The constant power cuts in sanctions-hit Baghdad have proved a windfall for a handful of entrepreneurs who use huge generators to sell electricity to homes.
"My power generation project is proving a great success as people prepare to face hours of cuts in the coming hot season," Ahmad Abdullah, who serves a residential district of Baghdad, told AFP.
His generator has been running at full capacity from its third day of service, despite a recent easing of daily power cuts from six to four hours.
The government gave the green light in July 1999 for private firms to generate and distribute electricity, breaking the monopoly of Iraq's rundown state facilities.
The private companies charge between 2,500 and 3,000 dinars (less than two dollars due to the collapse of the local currency) a month and per amp, a far higher tariff than Iraq's electricity department.
Consumers must also pay the connection fee.
For Baghdadis who can afford it, the extra expenses are a must to run air conditioners during the summer months when the mercury rises close to 50 degrees Celsius (122 Fahrenheit).
"I pay 15,000 dinars (eight dollars) a month, a large chunk of my monthly salary, for five amps of electricity to use the air conditioner and a few lamps," said Mustafa Hamid, a pensioner who doubles as a taxi-driver to make ends meet.

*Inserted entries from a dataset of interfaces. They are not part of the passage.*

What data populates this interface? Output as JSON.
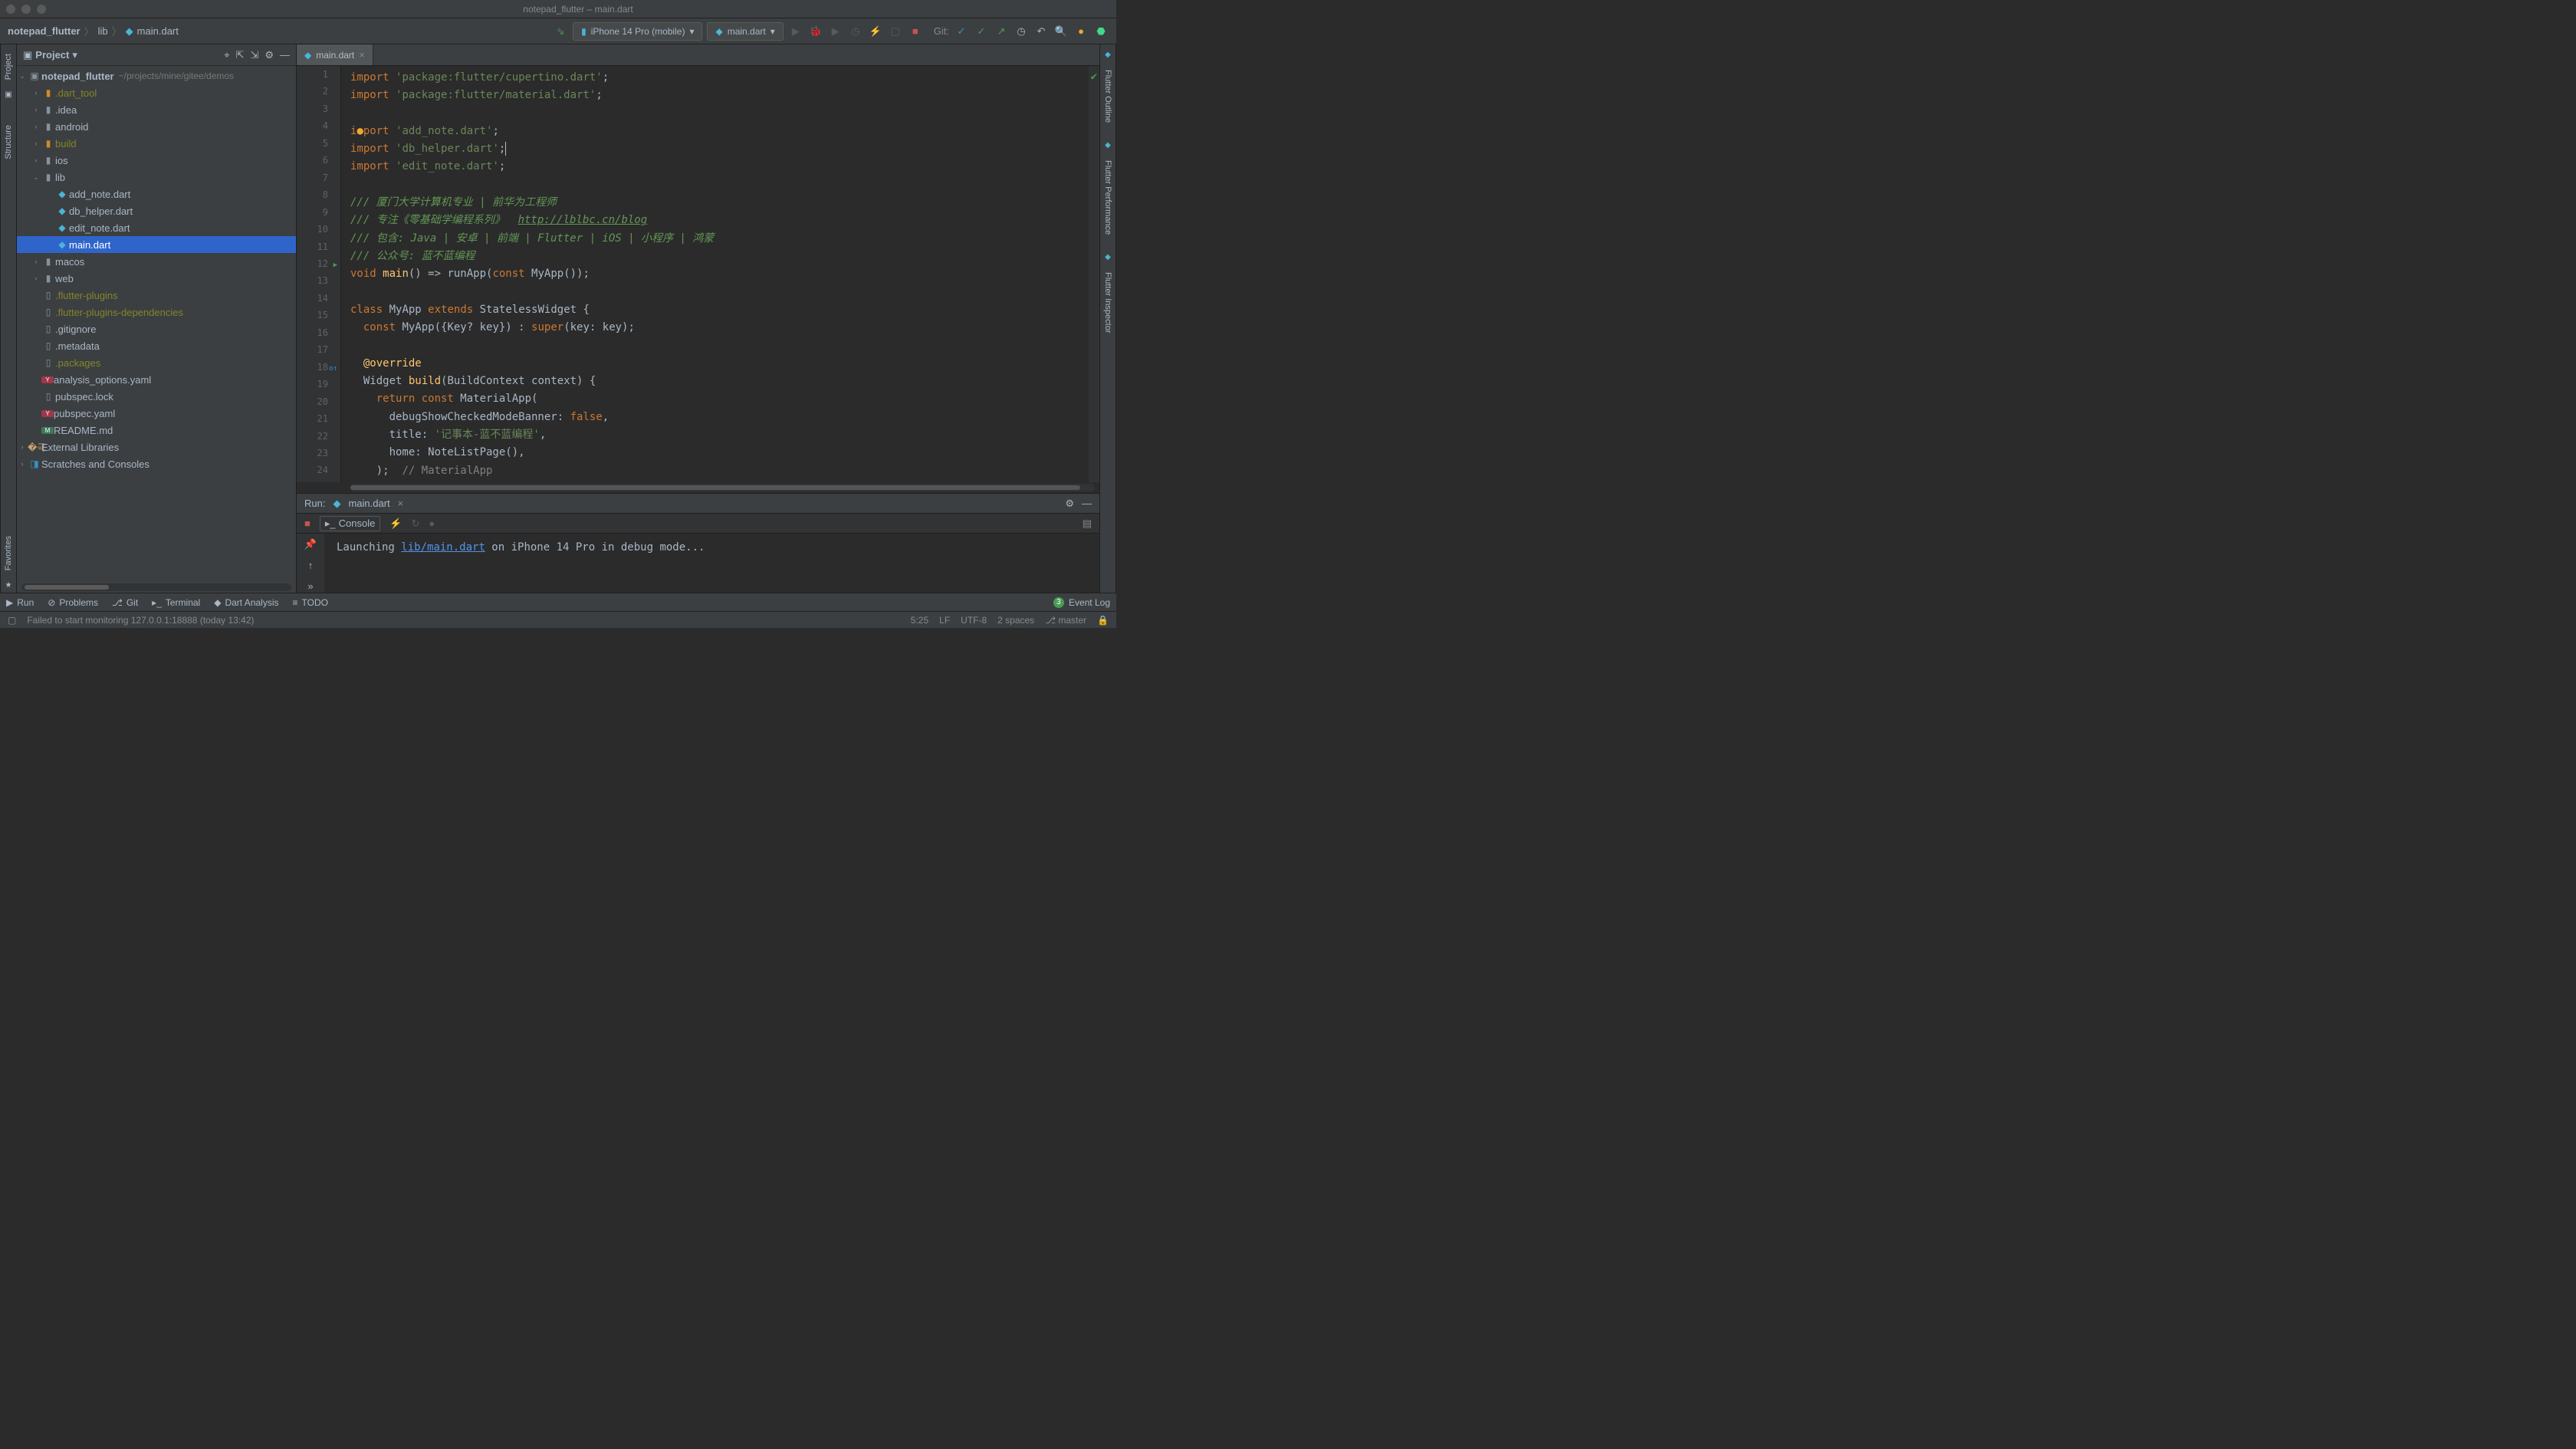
{
  "window": {
    "title": "notepad_flutter – main.dart"
  },
  "breadcrumbs": {
    "project": "notepad_flutter",
    "folder": "lib",
    "file": "main.dart"
  },
  "device": {
    "label": "iPhone 14 Pro (mobile)"
  },
  "run_config": {
    "label": "main.dart"
  },
  "git_label": "Git:",
  "project_panel": {
    "title": "Project",
    "root": {
      "name": "notepad_flutter",
      "path": "~/projects/mine/gitee/demos"
    },
    "items": [
      {
        "name": ".dart_tool",
        "type": "folder-ex",
        "indent": 1,
        "arrow": "›"
      },
      {
        "name": ".idea",
        "type": "folder-idea",
        "indent": 1,
        "arrow": "›"
      },
      {
        "name": "android",
        "type": "folder",
        "indent": 1,
        "arrow": "›"
      },
      {
        "name": "build",
        "type": "folder-ex",
        "indent": 1,
        "arrow": "›"
      },
      {
        "name": "ios",
        "type": "folder",
        "indent": 1,
        "arrow": "›"
      },
      {
        "name": "lib",
        "type": "folder",
        "indent": 1,
        "arrow": "⌄"
      },
      {
        "name": "add_note.dart",
        "type": "dart",
        "indent": 2
      },
      {
        "name": "db_helper.dart",
        "type": "dart",
        "indent": 2
      },
      {
        "name": "edit_note.dart",
        "type": "dart",
        "indent": 2
      },
      {
        "name": "main.dart",
        "type": "dart",
        "indent": 2,
        "selected": true
      },
      {
        "name": "macos",
        "type": "folder",
        "indent": 1,
        "arrow": "›"
      },
      {
        "name": "web",
        "type": "folder",
        "indent": 1,
        "arrow": "›"
      },
      {
        "name": ".flutter-plugins",
        "type": "file-ex",
        "indent": 1
      },
      {
        "name": ".flutter-plugins-dependencies",
        "type": "file-ex",
        "indent": 1
      },
      {
        "name": ".gitignore",
        "type": "file",
        "indent": 1
      },
      {
        "name": ".metadata",
        "type": "file",
        "indent": 1
      },
      {
        "name": ".packages",
        "type": "file-ex",
        "indent": 1
      },
      {
        "name": "analysis_options.yaml",
        "type": "yaml",
        "indent": 1
      },
      {
        "name": "pubspec.lock",
        "type": "file",
        "indent": 1
      },
      {
        "name": "pubspec.yaml",
        "type": "yaml",
        "indent": 1
      },
      {
        "name": "README.md",
        "type": "md",
        "indent": 1
      }
    ],
    "ext_libs": "External Libraries",
    "scratches": "Scratches and Consoles"
  },
  "editor": {
    "tab": "main.dart",
    "lines": [
      {
        "n": 1,
        "html": "<span class='kw'>import</span> <span class='str'>'package:flutter/cupertino.dart'</span>;"
      },
      {
        "n": 2,
        "html": "<span class='kw'>import</span> <span class='str'>'package:flutter/material.dart'</span>;"
      },
      {
        "n": 3,
        "html": ""
      },
      {
        "n": 4,
        "mark": "bulb",
        "html": "<span class='kw'>i<span class='warn-bulb'>●</span>port</span> <span class='str'>'add_note.dart'</span>;"
      },
      {
        "n": 5,
        "html": "<span class='kw'>import</span> <span class='str'>'db_helper.dart'</span>;<span class='caret'></span>"
      },
      {
        "n": 6,
        "html": "<span class='kw'>import</span> <span class='str'>'edit_note.dart'</span>;"
      },
      {
        "n": 7,
        "html": ""
      },
      {
        "n": 8,
        "html": "<span class='doccom'>/// 厦门大学计算机专业 | 前华为工程师</span>"
      },
      {
        "n": 9,
        "html": "<span class='doccom'>/// 专注《零基础学编程系列》  <span class='doclink'>http://lblbc.cn/blog</span></span>"
      },
      {
        "n": 10,
        "html": "<span class='doccom'>/// 包含: Java | 安卓 | 前端 | Flutter | iOS | 小程序 | 鸿蒙</span>"
      },
      {
        "n": 11,
        "html": "<span class='doccom'>/// 公众号: 蓝不蓝编程</span>"
      },
      {
        "n": 12,
        "mark": "run",
        "html": "<span class='kw'>void</span> <span class='fn'>main</span>() => runApp(<span class='kw'>const</span> MyApp());"
      },
      {
        "n": 13,
        "html": ""
      },
      {
        "n": 14,
        "html": "<span class='kw'>class</span> MyApp <span class='kw'>extends</span> StatelessWidget {"
      },
      {
        "n": 15,
        "html": "  <span class='kw'>const</span> MyApp({Key? key}) : <span class='kw'>super</span>(key: key);"
      },
      {
        "n": 16,
        "html": ""
      },
      {
        "n": 17,
        "html": "  <span class='fn'>@override</span>"
      },
      {
        "n": 18,
        "mark": "override",
        "html": "  Widget <span class='fn'>build</span>(BuildContext context) {"
      },
      {
        "n": 19,
        "html": "    <span class='kw'>return const</span> MaterialApp("
      },
      {
        "n": 20,
        "html": "      debugShowCheckedModeBanner: <span class='bool'>false</span>,"
      },
      {
        "n": 21,
        "html": "      title: <span class='str'>'记事本-蓝不蓝编程'</span>,"
      },
      {
        "n": 22,
        "html": "      home: NoteListPage(),"
      },
      {
        "n": 23,
        "html": "    );  <span class='com'>// MaterialApp</span>"
      },
      {
        "n": 24,
        "html": ""
      }
    ]
  },
  "left_tabs": {
    "project": "Project",
    "structure": "Structure",
    "favorites": "Favorites"
  },
  "right_tabs": {
    "outline": "Flutter Outline",
    "perf": "Flutter Performance",
    "inspector": "Flutter Inspector"
  },
  "run": {
    "label": "Run:",
    "config": "main.dart",
    "console_tab": "Console",
    "output_pre": "Launching ",
    "output_link": "lib/main.dart",
    "output_post": " on iPhone 14 Pro in debug mode..."
  },
  "bottom": {
    "run": "Run",
    "problems": "Problems",
    "git": "Git",
    "terminal": "Terminal",
    "dart": "Dart Analysis",
    "todo": "TODO",
    "event_log": "Event Log",
    "event_count": "3"
  },
  "status": {
    "msg": "Failed to start monitoring 127.0.0.1:18888 (today 13:42)",
    "pos": "5:25",
    "lf": "LF",
    "enc": "UTF-8",
    "indent": "2 spaces",
    "branch": "master"
  }
}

Yussef Haidar, a shop-owner in central Baghdad, pays the equivalent of 30 dollars a month for his supplies. "My children are taking their exams soon and I have to make it comfortable enough for them to study," he said.
Another electricity merchant, Yassin Shaker, said it was not easy work and needed a large injection of capital to buy a generator. "You also have to service the generators regularly to ensure an uninterrupted supply," he said.
Baghdad's electricity department chief, meanwhile, warned that authorities have mounted a campaign against power "thieves" and consumers who violate Iraq's rationing system.
"These people will be brought to justice and could have their supply cut off if they continue with these violations which harm fellow citizens," Sahban Mahjoub told the government daily Al-Jumhuriya.
Iraq's electricity installations were battered in the 1991 Gulf War over Kuwait and repair work has been hampered by a lack of spare parts due to the sanctions in force since the 1990 invasion of Kuwait.
In the provinces, electricity is cut 12 hours a day.
Spare parts, however, are being delivered under the oil-for-food program which authorizes Iraq to export crude to finance imports of food, medicine and other essential supplies under UN supervision -- BAGHDAD (AFP).
© 2000 Al Bawaba (www.albawaba.com )